_DESCRIPTION OF THE TASK_:
Select the lines below containing the word "icon".

_RECORDS SHOWN_:
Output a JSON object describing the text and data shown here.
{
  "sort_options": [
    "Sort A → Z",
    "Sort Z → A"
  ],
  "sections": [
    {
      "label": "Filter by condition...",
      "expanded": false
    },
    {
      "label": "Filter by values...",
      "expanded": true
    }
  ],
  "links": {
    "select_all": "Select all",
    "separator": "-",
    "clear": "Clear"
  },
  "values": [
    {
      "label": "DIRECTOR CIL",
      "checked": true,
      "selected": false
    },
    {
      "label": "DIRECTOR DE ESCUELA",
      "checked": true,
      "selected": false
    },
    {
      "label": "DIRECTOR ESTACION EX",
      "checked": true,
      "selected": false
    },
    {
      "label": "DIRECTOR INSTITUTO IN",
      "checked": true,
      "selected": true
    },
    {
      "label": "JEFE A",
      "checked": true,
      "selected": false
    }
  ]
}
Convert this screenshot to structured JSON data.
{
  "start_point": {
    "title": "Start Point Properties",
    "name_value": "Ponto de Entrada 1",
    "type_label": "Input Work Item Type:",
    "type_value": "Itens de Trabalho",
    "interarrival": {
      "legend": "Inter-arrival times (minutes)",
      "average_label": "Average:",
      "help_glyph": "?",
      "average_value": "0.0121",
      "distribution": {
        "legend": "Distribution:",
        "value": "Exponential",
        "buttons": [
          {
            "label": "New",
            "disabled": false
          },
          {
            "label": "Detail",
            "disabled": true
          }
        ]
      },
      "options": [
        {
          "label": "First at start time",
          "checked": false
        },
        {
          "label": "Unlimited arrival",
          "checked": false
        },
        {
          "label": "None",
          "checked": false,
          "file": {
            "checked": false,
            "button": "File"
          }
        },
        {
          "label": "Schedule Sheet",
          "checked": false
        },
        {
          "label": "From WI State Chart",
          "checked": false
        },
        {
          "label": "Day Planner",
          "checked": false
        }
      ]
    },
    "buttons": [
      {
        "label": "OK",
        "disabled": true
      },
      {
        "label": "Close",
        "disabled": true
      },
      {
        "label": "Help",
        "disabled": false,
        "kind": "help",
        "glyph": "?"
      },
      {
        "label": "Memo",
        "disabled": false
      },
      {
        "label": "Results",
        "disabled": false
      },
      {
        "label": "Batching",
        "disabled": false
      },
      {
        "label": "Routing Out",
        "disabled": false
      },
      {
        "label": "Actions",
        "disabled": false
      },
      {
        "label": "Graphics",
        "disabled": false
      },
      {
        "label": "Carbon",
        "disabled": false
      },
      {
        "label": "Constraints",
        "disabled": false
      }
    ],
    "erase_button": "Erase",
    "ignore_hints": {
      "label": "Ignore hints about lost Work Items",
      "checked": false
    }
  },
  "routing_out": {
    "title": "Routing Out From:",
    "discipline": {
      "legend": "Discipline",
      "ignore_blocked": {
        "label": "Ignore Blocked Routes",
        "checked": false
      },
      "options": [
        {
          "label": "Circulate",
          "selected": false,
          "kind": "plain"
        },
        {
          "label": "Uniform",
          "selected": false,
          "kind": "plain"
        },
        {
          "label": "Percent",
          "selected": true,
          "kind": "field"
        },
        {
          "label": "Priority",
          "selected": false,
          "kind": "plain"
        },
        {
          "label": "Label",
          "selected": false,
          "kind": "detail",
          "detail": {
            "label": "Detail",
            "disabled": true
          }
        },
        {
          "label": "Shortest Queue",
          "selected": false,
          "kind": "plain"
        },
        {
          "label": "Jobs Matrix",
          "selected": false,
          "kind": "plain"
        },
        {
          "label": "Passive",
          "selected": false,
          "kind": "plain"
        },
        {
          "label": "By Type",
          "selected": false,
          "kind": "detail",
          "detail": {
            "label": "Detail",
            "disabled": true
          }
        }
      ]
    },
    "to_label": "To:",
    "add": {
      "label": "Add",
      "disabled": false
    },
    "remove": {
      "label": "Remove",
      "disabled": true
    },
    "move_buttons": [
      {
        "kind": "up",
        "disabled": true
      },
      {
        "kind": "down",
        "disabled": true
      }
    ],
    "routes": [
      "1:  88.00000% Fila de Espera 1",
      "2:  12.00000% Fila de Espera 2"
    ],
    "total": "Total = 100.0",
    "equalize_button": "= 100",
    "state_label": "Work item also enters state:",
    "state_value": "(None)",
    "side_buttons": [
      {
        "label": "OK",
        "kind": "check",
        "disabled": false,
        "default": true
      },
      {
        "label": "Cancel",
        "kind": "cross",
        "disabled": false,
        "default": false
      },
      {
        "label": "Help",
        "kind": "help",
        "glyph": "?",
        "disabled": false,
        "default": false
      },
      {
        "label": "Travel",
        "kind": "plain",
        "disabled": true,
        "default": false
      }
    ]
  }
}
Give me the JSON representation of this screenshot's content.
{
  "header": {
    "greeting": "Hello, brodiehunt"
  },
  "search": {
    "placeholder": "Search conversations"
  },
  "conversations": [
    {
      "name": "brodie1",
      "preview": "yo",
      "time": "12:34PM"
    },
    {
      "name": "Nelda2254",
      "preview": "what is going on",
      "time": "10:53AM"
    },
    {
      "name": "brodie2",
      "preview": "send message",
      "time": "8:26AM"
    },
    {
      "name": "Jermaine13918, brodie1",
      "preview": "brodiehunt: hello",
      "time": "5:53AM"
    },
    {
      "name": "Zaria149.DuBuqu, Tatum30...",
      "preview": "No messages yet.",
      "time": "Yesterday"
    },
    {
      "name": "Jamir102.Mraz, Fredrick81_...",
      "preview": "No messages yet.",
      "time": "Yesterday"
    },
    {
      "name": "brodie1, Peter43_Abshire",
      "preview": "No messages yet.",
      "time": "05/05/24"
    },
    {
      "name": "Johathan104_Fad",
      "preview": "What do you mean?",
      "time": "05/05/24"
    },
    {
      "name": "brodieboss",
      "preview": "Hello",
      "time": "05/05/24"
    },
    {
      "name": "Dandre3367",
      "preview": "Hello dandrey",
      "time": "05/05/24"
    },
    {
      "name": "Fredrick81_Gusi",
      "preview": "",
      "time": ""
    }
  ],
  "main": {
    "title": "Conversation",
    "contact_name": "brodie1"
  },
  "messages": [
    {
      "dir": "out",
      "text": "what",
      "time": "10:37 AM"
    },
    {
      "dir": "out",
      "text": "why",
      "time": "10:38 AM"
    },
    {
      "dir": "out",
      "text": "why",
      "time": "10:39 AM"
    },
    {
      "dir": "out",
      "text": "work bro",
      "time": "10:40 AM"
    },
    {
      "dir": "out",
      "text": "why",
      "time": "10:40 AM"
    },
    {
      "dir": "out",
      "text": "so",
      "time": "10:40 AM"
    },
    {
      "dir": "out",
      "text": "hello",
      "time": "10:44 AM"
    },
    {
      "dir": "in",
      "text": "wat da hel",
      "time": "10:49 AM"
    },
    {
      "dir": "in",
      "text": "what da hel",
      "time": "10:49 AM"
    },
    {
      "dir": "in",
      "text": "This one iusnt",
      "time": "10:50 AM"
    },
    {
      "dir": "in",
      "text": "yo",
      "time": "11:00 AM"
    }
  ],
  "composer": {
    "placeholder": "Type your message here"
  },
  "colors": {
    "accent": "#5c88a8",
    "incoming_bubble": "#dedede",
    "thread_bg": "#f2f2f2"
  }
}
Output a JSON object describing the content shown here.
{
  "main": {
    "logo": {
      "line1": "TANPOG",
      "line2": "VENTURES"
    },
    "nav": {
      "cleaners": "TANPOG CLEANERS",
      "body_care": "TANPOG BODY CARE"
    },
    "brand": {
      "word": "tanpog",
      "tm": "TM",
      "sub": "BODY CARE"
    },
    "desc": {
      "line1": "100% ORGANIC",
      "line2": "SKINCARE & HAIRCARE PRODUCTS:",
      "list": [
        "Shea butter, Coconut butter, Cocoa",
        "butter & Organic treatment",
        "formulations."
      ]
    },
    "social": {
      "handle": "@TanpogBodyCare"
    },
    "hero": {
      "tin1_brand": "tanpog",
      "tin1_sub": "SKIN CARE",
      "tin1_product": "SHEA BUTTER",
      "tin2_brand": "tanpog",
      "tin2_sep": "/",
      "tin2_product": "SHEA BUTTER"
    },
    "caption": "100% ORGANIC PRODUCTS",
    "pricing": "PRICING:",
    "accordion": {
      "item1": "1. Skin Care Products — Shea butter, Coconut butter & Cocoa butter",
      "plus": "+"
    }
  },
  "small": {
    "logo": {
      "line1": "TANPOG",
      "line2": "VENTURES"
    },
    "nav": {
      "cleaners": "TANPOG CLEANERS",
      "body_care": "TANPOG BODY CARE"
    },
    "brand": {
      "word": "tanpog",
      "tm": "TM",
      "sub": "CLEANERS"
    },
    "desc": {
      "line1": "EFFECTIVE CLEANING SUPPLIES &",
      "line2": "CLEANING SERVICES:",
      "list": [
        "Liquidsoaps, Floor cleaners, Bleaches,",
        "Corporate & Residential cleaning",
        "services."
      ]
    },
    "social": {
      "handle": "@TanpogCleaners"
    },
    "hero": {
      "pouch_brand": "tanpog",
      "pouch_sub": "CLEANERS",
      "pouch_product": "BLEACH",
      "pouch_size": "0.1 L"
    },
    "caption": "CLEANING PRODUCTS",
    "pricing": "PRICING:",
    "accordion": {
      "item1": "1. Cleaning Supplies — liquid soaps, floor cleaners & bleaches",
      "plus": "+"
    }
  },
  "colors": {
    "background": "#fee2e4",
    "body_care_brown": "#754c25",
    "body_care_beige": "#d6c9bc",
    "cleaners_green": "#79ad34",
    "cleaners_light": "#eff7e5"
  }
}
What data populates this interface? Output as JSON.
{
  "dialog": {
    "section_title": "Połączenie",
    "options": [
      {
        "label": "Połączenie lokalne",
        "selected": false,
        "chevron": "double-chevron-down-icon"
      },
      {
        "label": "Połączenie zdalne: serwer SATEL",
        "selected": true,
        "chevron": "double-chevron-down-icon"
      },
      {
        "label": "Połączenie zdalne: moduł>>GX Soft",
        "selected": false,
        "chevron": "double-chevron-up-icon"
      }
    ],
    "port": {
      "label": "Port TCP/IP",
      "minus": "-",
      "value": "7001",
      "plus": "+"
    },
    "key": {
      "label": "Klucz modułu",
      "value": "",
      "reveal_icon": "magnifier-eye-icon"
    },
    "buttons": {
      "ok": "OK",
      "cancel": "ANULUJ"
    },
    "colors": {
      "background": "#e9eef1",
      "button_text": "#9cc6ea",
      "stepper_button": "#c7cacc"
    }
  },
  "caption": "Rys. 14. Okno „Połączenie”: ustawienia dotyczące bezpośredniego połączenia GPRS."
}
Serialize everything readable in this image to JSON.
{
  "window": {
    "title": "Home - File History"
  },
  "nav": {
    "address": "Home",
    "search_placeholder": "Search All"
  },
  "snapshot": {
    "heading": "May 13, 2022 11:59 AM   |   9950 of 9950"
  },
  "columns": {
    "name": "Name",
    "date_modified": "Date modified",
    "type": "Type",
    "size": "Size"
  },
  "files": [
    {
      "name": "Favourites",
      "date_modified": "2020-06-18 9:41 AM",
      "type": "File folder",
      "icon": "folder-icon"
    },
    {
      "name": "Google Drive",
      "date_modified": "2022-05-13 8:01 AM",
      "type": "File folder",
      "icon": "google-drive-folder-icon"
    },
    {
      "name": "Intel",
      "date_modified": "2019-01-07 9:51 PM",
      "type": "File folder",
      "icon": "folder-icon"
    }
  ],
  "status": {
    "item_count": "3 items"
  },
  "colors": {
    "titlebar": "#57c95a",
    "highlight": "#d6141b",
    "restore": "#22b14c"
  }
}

_TASK RESULT_:
        "chevron": "double-chevron-down-icon"
        "chevron": "double-chevron-down-icon"
        "chevron": "double-chevron-up-icon"
      "reveal_icon": "magnifier-eye-icon"
      "icon": "folder-icon"
      "icon": "google-drive-folder-icon"
      "icon": "folder-icon"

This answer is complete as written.